“It’s so exciting to play,” said Ng, who frequently plays the carillon inside the Campanile. “Simultaneously, it’s a social experience because I’m playing for many people, but at the same time it’s isolating because I don’t see my audience.”

After attending Yale and Eastman School of Music, Ng came here to pursue her Ph.D. in musicology with a designated emphasis in new media at the Berkeley Center for New Media.

“It’s an amazing experience to be standing under those huge bells while they are played,” said Ng. “It’s a physical dance to play these bells.”

In addition to her studies, she has taught many graduate students — through the Democratic Education at Cal (DeCal) — how to write composition for the carillon. Her current students include Nils Bultmann, Matthew Goodheart, Jen Wang, Andrew V. Ly, Michael Nicholas and Rama Gottfried. At the end of the semester, she and her students have a recital.

Today, as part of celebrating the Campanile’s centennial, Ng will be performing throughout the year.

“She has boundless energy and is active in getting student composers to write for the instrument,” said Jeff Davis, the campus’ official carillonist for the last 31 years. Ng and Davis first met in 2004 and most recently performed together during the university’s kickoff centennial celebration, “Natural Frequencies.”

The performance included three 10-minute live performances, and light installation modulated in real time by data from the UC Berkeley seismometer inside the Hayward Fault. The title refers to the response of structures and systems to external forces.

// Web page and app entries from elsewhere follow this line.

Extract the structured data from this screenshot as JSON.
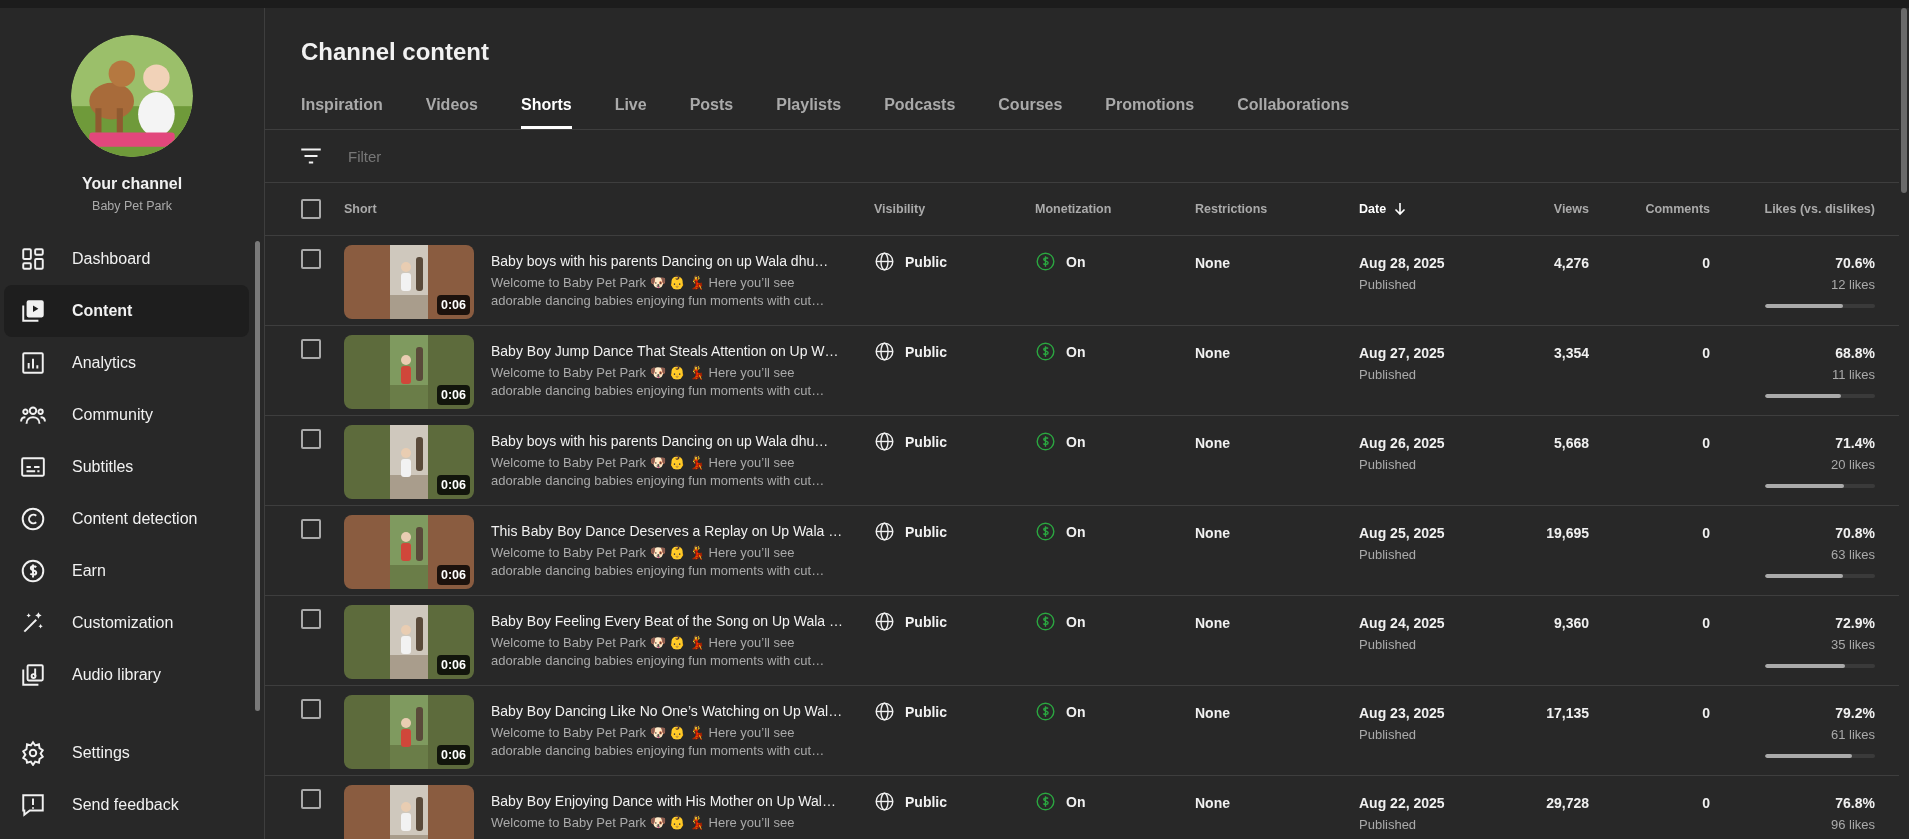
{
  "sidebar": {
    "channel_title": "Your channel",
    "channel_name": "Baby Pet Park",
    "items": [
      {
        "label": "Dashboard",
        "selected": false
      },
      {
        "label": "Content",
        "selected": true
      },
      {
        "label": "Analytics",
        "selected": false
      },
      {
        "label": "Community",
        "selected": false
      },
      {
        "label": "Subtitles",
        "selected": false
      },
      {
        "label": "Content detection",
        "selected": false
      },
      {
        "label": "Earn",
        "selected": false
      },
      {
        "label": "Customization",
        "selected": false
      },
      {
        "label": "Audio library",
        "selected": false
      }
    ],
    "footer_items": [
      {
        "label": "Settings"
      },
      {
        "label": "Send feedback"
      }
    ]
  },
  "page_title": "Channel content",
  "tabs": [
    {
      "label": "Inspiration",
      "selected": false
    },
    {
      "label": "Videos",
      "selected": false
    },
    {
      "label": "Shorts",
      "selected": true
    },
    {
      "label": "Live",
      "selected": false
    },
    {
      "label": "Posts",
      "selected": false
    },
    {
      "label": "Playlists",
      "selected": false
    },
    {
      "label": "Podcasts",
      "selected": false
    },
    {
      "label": "Courses",
      "selected": false
    },
    {
      "label": "Promotions",
      "selected": false
    },
    {
      "label": "Collaborations",
      "selected": false
    }
  ],
  "filter": {
    "placeholder": "Filter"
  },
  "table": {
    "select_all": {
      "checked": false
    },
    "columns": [
      {
        "label": "Short",
        "sorted": false
      },
      {
        "label": "Visibility",
        "sorted": false
      },
      {
        "label": "Monetization",
        "sorted": false
      },
      {
        "label": "Restrictions",
        "sorted": false
      },
      {
        "label": "Date",
        "sorted": true
      },
      {
        "label": "Views",
        "sorted": false
      },
      {
        "label": "Comments",
        "sorted": false
      },
      {
        "label": "Likes (vs. dislikes)",
        "sorted": false
      }
    ],
    "rows": [
      {
        "checked": false,
        "duration": "0:06",
        "title": "Baby boys with his parents Dancing on up Wala dhu…",
        "desc_lines": [
          "Welcome to Baby Pet Park 🐶 👶 💃  Here you’ll see",
          "adorable dancing babies enjoying fun moments with cut…"
        ],
        "visibility": "Public",
        "monetization": "On",
        "restrictions": "None",
        "date": "Aug 28, 2025",
        "status": "Published",
        "views": "4,276",
        "comments": "0",
        "likes_pct": "70.6%",
        "likes": "12 likes",
        "level": 0.706
      },
      {
        "checked": false,
        "duration": "0:06",
        "title": "Baby Boy Jump Dance That Steals Attention on Up W…",
        "desc_lines": [
          "Welcome to Baby Pet Park 🐶 👶 💃  Here you’ll see",
          "adorable dancing babies enjoying fun moments with cut…"
        ],
        "visibility": "Public",
        "monetization": "On",
        "restrictions": "None",
        "date": "Aug 27, 2025",
        "status": "Published",
        "views": "3,354",
        "comments": "0",
        "likes_pct": "68.8%",
        "likes": "11 likes",
        "level": 0.688
      },
      {
        "checked": false,
        "duration": "0:06",
        "title": "Baby boys with his parents Dancing on up Wala dhu…",
        "desc_lines": [
          "Welcome to Baby Pet Park 🐶 👶 💃  Here you’ll see",
          "adorable dancing babies enjoying fun moments with cut…"
        ],
        "visibility": "Public",
        "monetization": "On",
        "restrictions": "None",
        "date": "Aug 26, 2025",
        "status": "Published",
        "views": "5,668",
        "comments": "0",
        "likes_pct": "71.4%",
        "likes": "20 likes",
        "level": 0.714
      },
      {
        "checked": false,
        "duration": "0:06",
        "title": "This Baby Boy Dance Deserves a Replay on Up Wala …",
        "desc_lines": [
          "Welcome to Baby Pet Park 🐶 👶 💃  Here you’ll see",
          "adorable dancing babies enjoying fun moments with cut…"
        ],
        "visibility": "Public",
        "monetization": "On",
        "restrictions": "None",
        "date": "Aug 25, 2025",
        "status": "Published",
        "views": "19,695",
        "comments": "0",
        "likes_pct": "70.8%",
        "likes": "63 likes",
        "level": 0.708
      },
      {
        "checked": false,
        "duration": "0:06",
        "title": "Baby Boy Feeling Every Beat of the Song on Up Wala …",
        "desc_lines": [
          "Welcome to Baby Pet Park 🐶 👶 💃  Here you’ll see",
          "adorable dancing babies enjoying fun moments with cut…"
        ],
        "visibility": "Public",
        "monetization": "On",
        "restrictions": "None",
        "date": "Aug 24, 2025",
        "status": "Published",
        "views": "9,360",
        "comments": "0",
        "likes_pct": "72.9%",
        "likes": "35 likes",
        "level": 0.729
      },
      {
        "checked": false,
        "duration": "0:06",
        "title": "Baby Boy Dancing Like No One’s Watching on Up Wal…",
        "desc_lines": [
          "Welcome to Baby Pet Park 🐶 👶 💃  Here you’ll see",
          "adorable dancing babies enjoying fun moments with cut…"
        ],
        "visibility": "Public",
        "monetization": "On",
        "restrictions": "None",
        "date": "Aug 23, 2025",
        "status": "Published",
        "views": "17,135",
        "comments": "0",
        "likes_pct": "79.2%",
        "likes": "61 likes",
        "level": 0.792
      },
      {
        "checked": false,
        "title": "Baby Boy Enjoying Dance with His Mother on Up Wal…",
        "desc_lines": [
          "Welcome to Baby Pet Park 🐶 👶 💃  Here you’ll see"
        ],
        "visibility": "Public",
        "monetization": "On",
        "restrictions": "None",
        "date": "Aug 22, 2025",
        "status": "Published",
        "views": "29,728",
        "comments": "0",
        "likes_pct": "76.8%",
        "likes": "96 likes"
      }
    ]
  }
}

“What I got from Jeff was attention to the bells, its timbre and playing them very gently to get a beautiful tone out of the bells,” said Ng, who was mentored by Davis for years, until joining the music staff in 2008.

Looking forward, Ng said she hopes to do a carillon professorship and continue touring Europe. One of her favorite times was when she performed in St. Colman’s Cathedral in Ireland. “One of the most enchanting things about being a carillonist is that they give you keys to these old towers,” said Ng, recalling how the Ireland cathedral used a skeleton key that was a foot long.

She also wants to encourage students on campus to take time to listen to the bells.

“It’s an amazing experience to be standing under those huge bells while they are played,” said Ng. “It’s a physical dance to play these bells.”

For more information on the Campanile’s upcoming events, visit #campanile100, which features events, a timeline of the tower’s history and a place for students to share memories, wishes and photos.

On February 4, 2015 — To kick off the University Campanile’s centennial, Tiffany Ng and Jeff Davis performed “Natural Frequencies,” a piece of three 10-minute live performances.